When observing a scene with your eyes, your brain is processing many depth perception cues.
For example, binocular vision allows your brain to use triangulation to determine distances.
Let's say you're belaying down Lincoln's nose at Mt. Rushmore.
When you look at the visitor center below, the images of it, on the retina in each eye, are very similar.
Therefore, the visitor center is perceived as being far away.
However, when you look at the tip of Jefferson's nose, the images of it, on each retina, are very different.
So, Jefferson's nose is perceived as being close.
A viewer, looking at the photographs you took while climbing Mt. Rushmore, can't use his or her binocular vision to perceive depth.
You can enhance and reduce depth in a two-dimensional photograph with:
The convergence of parallel lines as they recede is a depth cue.
If there are objects of known size in a photograph, their distance can be determined.
Atmospheric haze lightens objects in the distance, producing a depth cue.
This is enhanced further, as the haze becomes more blue with distance (see below).
Reds, and other warm colors, advance from the surface of a photograph.
Blues, and other cool colors, recede behind the surface of a photograph.
Objects with the same hue, but with less saturation, recede.
If you place the horizon in the upper third of a photo, subjects will appear to be further away.
You can also use focal length to enhance or diminish depth.
A wide-angle focal length will enhance depth, using the relative size depth cue.
Subjects close to the lens appear larger, and distance subjects, smaller, compared to a telephoto focal length.
Backlighting can make a subject appear to be more separate from the background, and hence, closer.

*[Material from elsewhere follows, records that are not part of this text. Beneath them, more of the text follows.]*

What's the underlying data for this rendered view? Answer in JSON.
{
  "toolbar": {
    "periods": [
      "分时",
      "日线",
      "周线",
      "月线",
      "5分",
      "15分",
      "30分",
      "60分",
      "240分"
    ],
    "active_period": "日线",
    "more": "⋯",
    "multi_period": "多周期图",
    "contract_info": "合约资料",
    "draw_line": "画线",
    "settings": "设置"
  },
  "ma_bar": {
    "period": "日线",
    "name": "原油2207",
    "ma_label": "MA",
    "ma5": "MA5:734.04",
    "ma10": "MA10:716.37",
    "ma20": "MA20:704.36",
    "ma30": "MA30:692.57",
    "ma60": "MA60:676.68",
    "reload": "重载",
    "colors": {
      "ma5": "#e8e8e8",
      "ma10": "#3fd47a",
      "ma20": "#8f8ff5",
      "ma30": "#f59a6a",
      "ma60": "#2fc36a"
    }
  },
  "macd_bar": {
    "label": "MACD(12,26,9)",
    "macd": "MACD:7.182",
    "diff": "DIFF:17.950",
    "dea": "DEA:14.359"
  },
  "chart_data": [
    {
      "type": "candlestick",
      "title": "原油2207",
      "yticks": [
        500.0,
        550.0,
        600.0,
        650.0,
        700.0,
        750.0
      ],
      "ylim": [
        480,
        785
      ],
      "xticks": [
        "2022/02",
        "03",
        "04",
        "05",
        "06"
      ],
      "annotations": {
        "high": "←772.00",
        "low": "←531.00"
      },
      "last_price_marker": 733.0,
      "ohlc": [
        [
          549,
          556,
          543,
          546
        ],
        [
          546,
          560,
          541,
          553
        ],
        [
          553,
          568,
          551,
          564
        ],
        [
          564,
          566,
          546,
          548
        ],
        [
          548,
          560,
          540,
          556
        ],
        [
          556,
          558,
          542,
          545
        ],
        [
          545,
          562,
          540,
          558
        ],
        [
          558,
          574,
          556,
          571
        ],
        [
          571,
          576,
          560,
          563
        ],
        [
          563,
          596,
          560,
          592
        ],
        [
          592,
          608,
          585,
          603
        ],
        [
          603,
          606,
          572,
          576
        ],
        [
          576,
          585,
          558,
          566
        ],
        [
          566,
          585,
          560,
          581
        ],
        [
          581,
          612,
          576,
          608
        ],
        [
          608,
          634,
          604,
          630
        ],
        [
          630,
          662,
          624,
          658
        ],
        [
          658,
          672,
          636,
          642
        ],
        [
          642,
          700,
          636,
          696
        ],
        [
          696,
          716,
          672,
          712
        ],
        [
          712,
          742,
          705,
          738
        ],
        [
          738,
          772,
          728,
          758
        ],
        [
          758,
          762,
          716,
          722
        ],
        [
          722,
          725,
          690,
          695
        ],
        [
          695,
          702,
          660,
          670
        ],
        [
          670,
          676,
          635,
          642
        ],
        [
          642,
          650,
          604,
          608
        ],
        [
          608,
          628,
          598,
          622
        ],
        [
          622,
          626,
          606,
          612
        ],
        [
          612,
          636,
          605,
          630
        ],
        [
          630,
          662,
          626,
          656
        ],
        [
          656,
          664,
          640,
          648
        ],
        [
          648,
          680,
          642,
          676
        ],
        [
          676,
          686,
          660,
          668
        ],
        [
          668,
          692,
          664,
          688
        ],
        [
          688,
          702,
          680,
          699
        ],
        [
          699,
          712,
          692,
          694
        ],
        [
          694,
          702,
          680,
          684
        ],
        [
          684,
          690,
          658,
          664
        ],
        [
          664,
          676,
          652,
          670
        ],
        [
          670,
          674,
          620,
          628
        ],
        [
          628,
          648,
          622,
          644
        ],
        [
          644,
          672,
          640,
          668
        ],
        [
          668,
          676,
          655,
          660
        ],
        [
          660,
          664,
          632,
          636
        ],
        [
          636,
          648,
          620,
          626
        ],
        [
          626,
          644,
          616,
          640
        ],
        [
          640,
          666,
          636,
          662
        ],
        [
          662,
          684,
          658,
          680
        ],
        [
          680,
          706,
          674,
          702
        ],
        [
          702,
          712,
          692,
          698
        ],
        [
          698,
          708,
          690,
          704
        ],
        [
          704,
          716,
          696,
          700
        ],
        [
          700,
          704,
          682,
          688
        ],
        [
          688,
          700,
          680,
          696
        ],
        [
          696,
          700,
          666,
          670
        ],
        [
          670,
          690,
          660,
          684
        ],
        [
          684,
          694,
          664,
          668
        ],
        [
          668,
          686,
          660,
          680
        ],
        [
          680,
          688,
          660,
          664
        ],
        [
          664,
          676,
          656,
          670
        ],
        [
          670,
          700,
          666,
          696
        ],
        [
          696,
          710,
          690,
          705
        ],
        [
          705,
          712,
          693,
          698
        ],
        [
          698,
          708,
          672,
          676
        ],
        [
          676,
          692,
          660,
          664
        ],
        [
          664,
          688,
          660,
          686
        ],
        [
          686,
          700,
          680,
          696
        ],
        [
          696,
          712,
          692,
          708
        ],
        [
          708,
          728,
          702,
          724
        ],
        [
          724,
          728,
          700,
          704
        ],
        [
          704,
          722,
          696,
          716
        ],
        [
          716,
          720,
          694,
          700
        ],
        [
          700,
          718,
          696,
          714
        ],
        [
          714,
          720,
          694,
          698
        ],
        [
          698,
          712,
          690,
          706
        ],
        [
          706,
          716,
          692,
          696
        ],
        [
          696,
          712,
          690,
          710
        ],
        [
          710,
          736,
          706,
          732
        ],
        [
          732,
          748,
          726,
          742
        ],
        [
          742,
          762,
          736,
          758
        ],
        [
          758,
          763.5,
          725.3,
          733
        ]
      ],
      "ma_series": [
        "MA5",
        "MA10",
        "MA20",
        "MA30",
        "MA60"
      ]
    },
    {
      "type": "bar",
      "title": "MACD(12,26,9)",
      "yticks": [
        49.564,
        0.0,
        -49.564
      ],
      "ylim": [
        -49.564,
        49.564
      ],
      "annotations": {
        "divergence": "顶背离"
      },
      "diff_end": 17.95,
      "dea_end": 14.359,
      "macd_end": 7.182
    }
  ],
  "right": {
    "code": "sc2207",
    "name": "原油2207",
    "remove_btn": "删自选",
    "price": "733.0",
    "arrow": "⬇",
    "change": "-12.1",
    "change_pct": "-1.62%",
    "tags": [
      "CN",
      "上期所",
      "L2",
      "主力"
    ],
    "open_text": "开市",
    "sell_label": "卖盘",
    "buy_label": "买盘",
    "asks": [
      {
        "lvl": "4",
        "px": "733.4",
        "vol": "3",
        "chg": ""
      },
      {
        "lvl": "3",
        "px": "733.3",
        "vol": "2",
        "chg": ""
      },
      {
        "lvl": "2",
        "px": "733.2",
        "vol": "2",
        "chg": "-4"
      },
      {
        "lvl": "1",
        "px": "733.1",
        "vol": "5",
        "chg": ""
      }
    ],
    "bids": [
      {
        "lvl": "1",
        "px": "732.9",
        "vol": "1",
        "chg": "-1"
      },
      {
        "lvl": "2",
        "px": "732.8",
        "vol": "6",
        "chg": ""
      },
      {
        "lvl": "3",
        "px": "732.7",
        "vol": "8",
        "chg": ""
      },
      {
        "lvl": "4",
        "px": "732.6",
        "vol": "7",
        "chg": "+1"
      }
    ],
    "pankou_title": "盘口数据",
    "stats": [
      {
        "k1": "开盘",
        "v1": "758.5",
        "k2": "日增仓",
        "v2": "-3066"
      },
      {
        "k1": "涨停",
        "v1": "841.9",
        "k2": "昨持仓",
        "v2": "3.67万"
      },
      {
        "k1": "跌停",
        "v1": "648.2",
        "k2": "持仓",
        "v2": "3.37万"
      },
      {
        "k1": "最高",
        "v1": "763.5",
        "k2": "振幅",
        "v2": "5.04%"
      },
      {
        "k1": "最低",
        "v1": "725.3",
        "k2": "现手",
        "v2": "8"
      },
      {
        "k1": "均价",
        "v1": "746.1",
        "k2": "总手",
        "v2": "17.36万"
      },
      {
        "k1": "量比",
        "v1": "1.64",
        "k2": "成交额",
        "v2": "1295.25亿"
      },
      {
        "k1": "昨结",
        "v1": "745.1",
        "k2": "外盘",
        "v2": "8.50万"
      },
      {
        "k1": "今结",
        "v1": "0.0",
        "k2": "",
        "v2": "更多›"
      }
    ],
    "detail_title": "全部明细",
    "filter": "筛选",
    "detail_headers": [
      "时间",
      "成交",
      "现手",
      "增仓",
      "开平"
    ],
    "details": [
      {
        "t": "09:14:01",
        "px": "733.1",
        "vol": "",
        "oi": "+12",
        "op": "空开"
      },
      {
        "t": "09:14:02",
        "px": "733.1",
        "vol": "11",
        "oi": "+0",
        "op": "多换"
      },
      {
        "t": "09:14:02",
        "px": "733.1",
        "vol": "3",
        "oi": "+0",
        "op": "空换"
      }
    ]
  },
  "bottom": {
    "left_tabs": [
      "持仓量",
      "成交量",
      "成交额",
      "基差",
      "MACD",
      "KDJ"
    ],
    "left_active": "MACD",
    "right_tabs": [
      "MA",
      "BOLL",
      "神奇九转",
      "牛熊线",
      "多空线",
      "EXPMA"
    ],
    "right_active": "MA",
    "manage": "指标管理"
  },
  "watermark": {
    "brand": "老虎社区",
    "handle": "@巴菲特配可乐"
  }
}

A blurry background, and a focused subject, can make the subject appear closer, and the background, more distant.
If you photograph through something, the depth may be reduced.